--- Dataset content Enclosed Below ---

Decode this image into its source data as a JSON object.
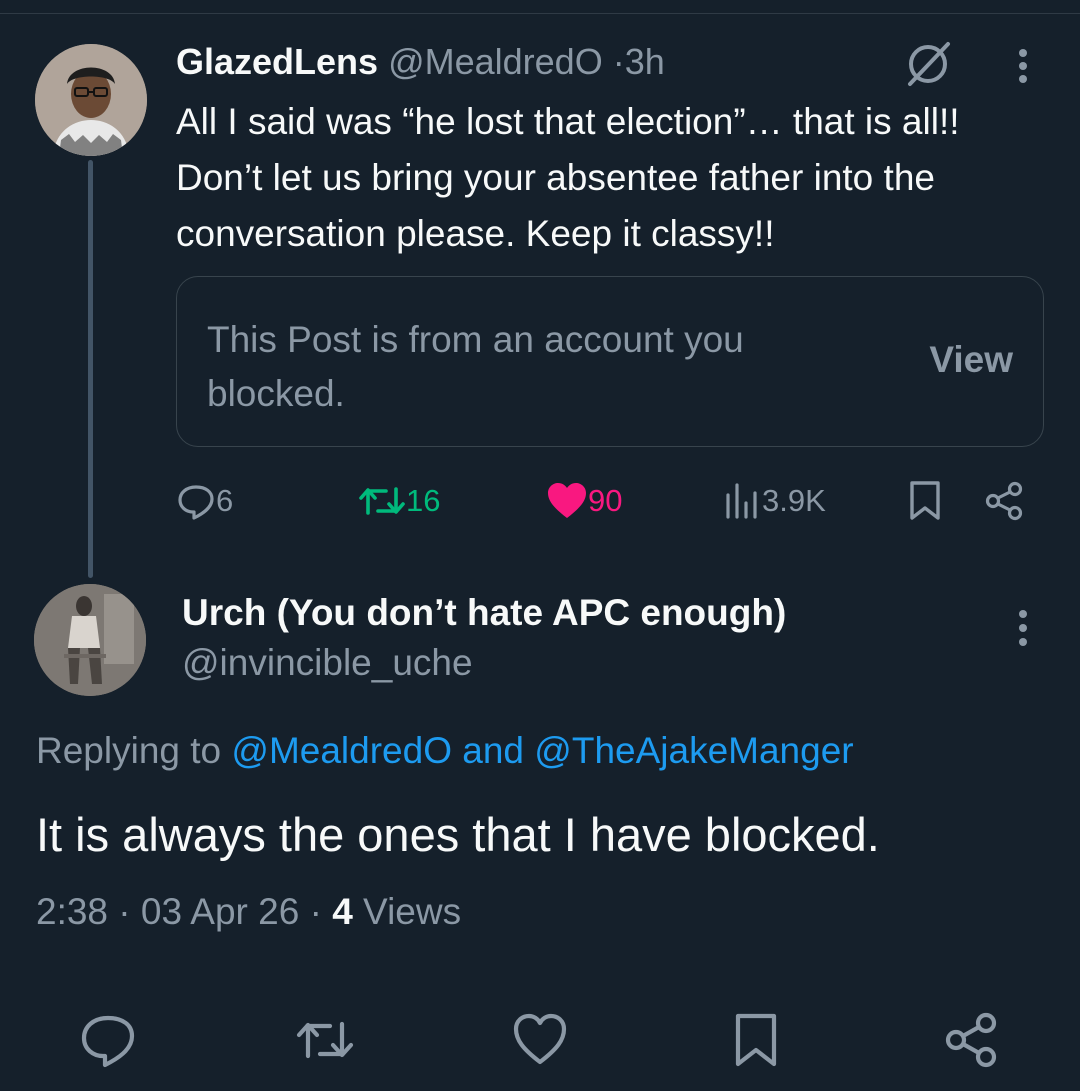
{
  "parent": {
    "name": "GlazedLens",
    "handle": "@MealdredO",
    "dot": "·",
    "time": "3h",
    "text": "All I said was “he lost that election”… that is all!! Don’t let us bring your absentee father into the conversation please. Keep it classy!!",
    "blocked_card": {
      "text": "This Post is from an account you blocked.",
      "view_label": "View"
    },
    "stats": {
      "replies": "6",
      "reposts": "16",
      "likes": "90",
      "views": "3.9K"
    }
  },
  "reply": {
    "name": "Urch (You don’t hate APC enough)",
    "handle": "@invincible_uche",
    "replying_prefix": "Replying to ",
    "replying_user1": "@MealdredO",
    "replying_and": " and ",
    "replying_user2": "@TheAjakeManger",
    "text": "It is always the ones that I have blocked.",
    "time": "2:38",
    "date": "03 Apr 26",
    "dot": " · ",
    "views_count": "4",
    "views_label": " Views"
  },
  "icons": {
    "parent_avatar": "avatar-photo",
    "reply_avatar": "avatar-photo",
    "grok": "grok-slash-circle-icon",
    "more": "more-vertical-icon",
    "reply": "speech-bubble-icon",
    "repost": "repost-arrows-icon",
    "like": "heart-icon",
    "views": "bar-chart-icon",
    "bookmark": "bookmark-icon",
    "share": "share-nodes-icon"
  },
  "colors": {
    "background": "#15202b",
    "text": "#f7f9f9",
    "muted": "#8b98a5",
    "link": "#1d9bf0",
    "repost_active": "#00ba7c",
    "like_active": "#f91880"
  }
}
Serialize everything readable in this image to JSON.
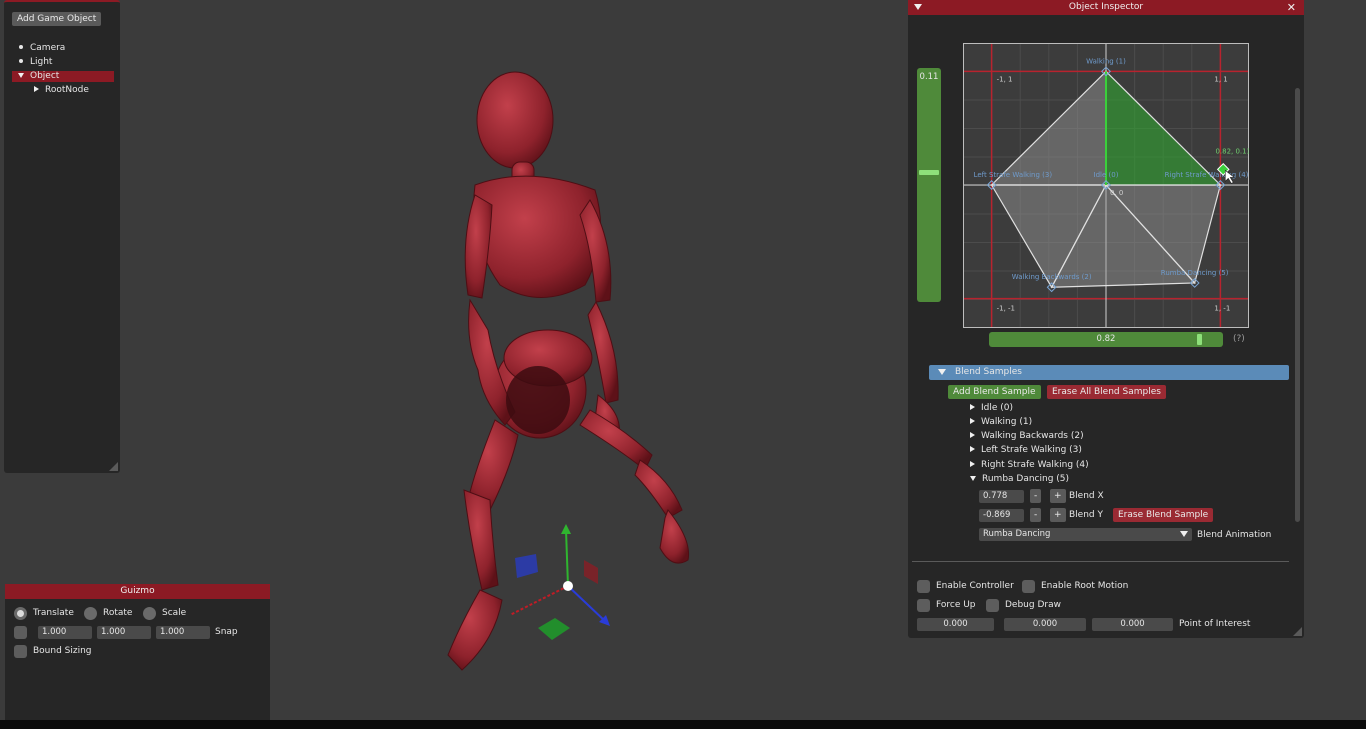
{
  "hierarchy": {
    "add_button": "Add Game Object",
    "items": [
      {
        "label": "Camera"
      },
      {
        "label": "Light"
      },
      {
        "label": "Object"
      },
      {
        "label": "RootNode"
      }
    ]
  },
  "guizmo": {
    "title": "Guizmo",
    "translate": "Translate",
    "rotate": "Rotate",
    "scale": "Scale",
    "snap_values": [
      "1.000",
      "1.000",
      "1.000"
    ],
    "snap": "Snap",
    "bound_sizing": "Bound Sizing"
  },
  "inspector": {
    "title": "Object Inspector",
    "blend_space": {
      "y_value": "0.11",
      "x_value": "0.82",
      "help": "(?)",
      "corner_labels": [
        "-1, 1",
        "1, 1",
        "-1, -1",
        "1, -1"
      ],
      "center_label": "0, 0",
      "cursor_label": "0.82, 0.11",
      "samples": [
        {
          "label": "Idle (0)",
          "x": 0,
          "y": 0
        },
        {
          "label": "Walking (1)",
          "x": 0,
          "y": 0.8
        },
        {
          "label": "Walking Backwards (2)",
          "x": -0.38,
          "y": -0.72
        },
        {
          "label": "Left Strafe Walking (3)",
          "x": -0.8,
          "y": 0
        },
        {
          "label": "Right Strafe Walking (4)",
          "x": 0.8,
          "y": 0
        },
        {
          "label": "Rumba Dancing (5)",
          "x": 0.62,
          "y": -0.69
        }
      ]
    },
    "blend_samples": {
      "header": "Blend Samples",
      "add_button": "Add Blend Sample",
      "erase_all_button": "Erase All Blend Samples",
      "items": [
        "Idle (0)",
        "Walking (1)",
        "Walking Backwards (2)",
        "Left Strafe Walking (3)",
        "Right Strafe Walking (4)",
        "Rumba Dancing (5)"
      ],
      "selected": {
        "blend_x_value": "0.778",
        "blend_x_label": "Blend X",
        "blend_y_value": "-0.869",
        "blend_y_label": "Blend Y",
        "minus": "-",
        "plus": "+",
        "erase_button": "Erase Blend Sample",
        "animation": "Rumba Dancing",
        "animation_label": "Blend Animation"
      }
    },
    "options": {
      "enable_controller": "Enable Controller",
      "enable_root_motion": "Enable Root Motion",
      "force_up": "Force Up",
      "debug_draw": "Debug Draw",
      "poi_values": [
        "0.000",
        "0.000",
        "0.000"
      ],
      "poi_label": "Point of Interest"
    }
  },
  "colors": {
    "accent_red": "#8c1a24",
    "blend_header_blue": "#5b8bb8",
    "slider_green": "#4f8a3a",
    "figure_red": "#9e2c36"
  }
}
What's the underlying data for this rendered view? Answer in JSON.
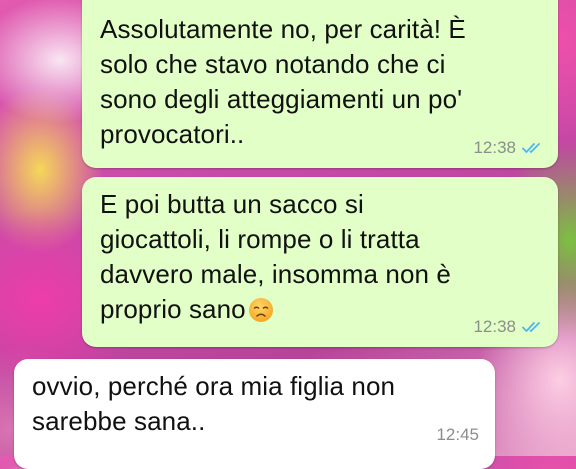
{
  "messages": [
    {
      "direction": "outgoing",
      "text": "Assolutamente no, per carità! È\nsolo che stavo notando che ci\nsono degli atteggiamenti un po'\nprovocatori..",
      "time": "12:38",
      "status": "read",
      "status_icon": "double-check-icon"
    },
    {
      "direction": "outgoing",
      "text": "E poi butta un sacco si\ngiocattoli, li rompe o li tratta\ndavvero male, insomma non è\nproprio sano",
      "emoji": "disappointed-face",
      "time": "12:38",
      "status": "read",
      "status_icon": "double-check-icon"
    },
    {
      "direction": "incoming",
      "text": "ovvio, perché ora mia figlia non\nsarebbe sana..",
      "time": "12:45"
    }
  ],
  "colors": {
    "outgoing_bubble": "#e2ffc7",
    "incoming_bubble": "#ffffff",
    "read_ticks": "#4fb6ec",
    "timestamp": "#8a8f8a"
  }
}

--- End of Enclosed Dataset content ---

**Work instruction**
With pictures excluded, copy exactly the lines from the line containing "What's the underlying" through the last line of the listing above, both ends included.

**Output for this exercise**
What's the underlying data for this rendered view? Answer in JSON.
{
  "messages": [
    {
      "direction": "outgoing",
      "text": "Assolutamente no, per carità! È\nsolo che stavo notando che ci\nsono degli atteggiamenti un po'\nprovocatori..",
      "time": "12:38",
      "status": "read",
      "status_icon": "double-check-icon"
    },
    {
      "direction": "outgoing",
      "text": "E poi butta un sacco si\ngiocattoli, li rompe o li tratta\ndavvero male, insomma non è\nproprio sano",
      "emoji": "disappointed-face",
      "time": "12:38",
      "status": "read",
      "status_icon": "double-check-icon"
    },
    {
      "direction": "incoming",
      "text": "ovvio, perché ora mia figlia non\nsarebbe sana..",
      "time": "12:45"
    }
  ],
  "colors": {
    "outgoing_bubble": "#e2ffc7",
    "incoming_bubble": "#ffffff",
    "read_ticks": "#4fb6ec",
    "timestamp": "#8a8f8a"
  }
}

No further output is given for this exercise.